1. Airborne laser scanning (ALS) data can be used to estimate aboveground biomass (AGB) in large areas such as counties, states, and countries.

2. A hybrid inference framework that combines design-based estimation and model-based inference can improve the accuracy of AGB estimates compared to direct surface-based estimation methods alone.

3. ALS-assisted inventories can be cost-efficient and provide precise estimates even with only partial coverage of the area of interest.

Article analysis:

The article discusses the use of airborne laser scanning (ALS) data to estimate aboveground biomass (AGB) in the Alaska interior. The study uses a hybrid inference framework that combines design-based estimation with model-based inference to estimate AGB at regional and subregional levels. The results show that ALS-assisted estimation is 11-55% more accurate than pure field estimation, and post-stratification estimates by land-cover category showed a 25-30% improvement in the accuracy of the hybrid estimates compared to direct (design-based) estimates based only on in situ observations.

Overall, the article provides a detailed analysis of the use of ALS data for estimating AGB in large areas such as counties, states, and countries. However, there are some potential biases and limitations to consider. For example, the study only focuses on one region (the Tanana Inventory Unit), which may not be representative of other regions or ecosystems. Additionally, the study relies heavily on co-situ in situ observations of living and standing dead trees, which may not accurately represent all types of forest biomass.

Furthermore, while the article acknowledges that ALS-assisted inventory comes at a high cost, it does not provide any information on potential risks associated with using this technology. For example, there may be concerns about privacy violations or environmental damage caused by ALS data collection.

Another limitation is that the article does not explore counterarguments or alternative methods for estimating AGB. For example, it does not discuss how satellite imagery or ground-based measurements could be used to supplement or replace ALS data.

In terms of promotional content or partiality, it is worth noting that the article was published in ScienceDirect, a platform owned by Elsevier which publishes scientific research articles across various fields.
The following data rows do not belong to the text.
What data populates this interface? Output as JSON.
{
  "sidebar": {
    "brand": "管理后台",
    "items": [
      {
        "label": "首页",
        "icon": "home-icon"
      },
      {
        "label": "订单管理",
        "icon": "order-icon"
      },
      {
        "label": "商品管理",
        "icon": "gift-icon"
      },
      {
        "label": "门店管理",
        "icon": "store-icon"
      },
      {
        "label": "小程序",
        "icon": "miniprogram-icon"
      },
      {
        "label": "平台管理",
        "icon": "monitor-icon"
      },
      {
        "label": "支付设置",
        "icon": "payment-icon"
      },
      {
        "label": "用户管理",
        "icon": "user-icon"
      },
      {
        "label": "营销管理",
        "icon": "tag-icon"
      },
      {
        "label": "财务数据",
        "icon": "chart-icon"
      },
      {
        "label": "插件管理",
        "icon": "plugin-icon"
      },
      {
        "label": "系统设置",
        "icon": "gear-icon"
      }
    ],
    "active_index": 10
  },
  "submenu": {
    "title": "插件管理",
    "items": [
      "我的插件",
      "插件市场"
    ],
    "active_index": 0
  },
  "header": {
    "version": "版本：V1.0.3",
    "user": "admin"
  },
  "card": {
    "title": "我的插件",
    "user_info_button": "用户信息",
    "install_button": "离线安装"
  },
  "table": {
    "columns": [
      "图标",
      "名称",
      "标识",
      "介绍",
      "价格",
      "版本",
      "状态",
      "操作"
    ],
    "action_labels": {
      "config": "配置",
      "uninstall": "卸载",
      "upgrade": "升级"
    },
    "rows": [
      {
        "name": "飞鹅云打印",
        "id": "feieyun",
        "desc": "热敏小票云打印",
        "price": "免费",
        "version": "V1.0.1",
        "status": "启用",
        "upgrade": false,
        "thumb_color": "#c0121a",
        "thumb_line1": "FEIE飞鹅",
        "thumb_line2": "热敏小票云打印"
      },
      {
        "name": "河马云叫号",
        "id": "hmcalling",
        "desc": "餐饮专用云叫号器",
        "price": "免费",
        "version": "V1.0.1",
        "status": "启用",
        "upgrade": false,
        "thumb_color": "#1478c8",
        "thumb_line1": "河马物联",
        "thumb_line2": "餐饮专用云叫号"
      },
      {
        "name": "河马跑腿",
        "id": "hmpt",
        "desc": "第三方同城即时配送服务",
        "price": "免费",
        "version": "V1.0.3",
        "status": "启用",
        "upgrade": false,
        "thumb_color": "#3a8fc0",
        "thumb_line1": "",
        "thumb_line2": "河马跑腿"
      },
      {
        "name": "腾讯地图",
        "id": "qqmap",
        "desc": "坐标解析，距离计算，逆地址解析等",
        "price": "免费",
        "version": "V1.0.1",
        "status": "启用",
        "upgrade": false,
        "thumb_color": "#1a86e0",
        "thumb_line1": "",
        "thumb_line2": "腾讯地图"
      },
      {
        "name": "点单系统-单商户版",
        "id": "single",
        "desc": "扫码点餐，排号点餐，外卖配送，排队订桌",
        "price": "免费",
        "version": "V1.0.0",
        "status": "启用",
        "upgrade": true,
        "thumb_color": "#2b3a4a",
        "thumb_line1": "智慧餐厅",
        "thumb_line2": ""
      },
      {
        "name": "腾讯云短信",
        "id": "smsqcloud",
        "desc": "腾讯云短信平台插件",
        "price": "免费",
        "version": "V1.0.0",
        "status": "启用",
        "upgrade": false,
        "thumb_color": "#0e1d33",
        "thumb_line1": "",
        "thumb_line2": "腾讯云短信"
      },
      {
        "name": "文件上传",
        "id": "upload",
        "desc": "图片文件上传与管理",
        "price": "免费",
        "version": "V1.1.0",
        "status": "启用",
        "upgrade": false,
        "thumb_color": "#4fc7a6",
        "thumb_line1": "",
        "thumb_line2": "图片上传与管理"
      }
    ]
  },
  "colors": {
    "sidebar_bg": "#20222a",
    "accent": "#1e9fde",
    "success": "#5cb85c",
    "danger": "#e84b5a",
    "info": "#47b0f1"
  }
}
While Elsevier has been criticized for its high subscription fees and control over academic publishing, there is no evidence that this has influenced the content of this particular article.

Overall, while the article provides valuable insights into using ALS data for estimating AGB in large areas, it is important to consider its potential biases and limitations when interpreting its findings.